* **WHAT IS NEEDED**: Present an exact copy of each line below.

* **LISTED RECORDS**:
*** Begin section ***

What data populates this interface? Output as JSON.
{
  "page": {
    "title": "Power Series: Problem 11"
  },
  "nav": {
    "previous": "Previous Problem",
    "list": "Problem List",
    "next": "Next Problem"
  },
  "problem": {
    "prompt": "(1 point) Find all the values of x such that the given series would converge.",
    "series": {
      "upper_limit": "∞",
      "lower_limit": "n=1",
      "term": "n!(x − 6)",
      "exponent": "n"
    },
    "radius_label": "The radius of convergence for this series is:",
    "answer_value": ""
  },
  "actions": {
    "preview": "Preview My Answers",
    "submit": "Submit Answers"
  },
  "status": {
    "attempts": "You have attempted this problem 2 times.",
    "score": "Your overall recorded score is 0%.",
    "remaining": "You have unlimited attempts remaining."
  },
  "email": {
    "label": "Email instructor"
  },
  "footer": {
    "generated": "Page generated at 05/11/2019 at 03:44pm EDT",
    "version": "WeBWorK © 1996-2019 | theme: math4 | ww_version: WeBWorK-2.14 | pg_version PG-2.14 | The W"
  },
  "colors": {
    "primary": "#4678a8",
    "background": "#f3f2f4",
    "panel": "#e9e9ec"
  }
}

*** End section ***

* **FINISHED EXERCISE**:
What data populates this interface? Output as JSON.
{
  "page": {
    "title": "Power Series: Problem 11"
  },
  "nav": {
    "previous": "Previous Problem",
    "list": "Problem List",
    "next": "Next Problem"
  },
  "problem": {
    "prompt": "(1 point) Find all the values of x such that the given series would converge.",
    "series": {
      "upper_limit": "∞",
      "lower_limit": "n=1",
      "term": "n!(x − 6)",
      "exponent": "n"
    },
    "radius_label": "The radius of convergence for this series is:",
    "answer_value": ""
  },
  "actions": {
    "preview": "Preview My Answers",
    "submit": "Submit Answers"
  },
  "status": {
    "attempts": "You have attempted this problem 2 times.",
    "score": "Your overall recorded score is 0%.",
    "remaining": "You have unlimited attempts remaining."
  },
  "email": {
    "label": "Email instructor"
  },
  "footer": {
    "generated": "Page generated at 05/11/2019 at 03:44pm EDT",
    "version": "WeBWorK © 1996-2019 | theme: math4 | ww_version: WeBWorK-2.14 | pg_version PG-2.14 | The W"
  },
  "colors": {
    "primary": "#4678a8",
    "background": "#f3f2f4",
    "panel": "#e9e9ec"
  }
}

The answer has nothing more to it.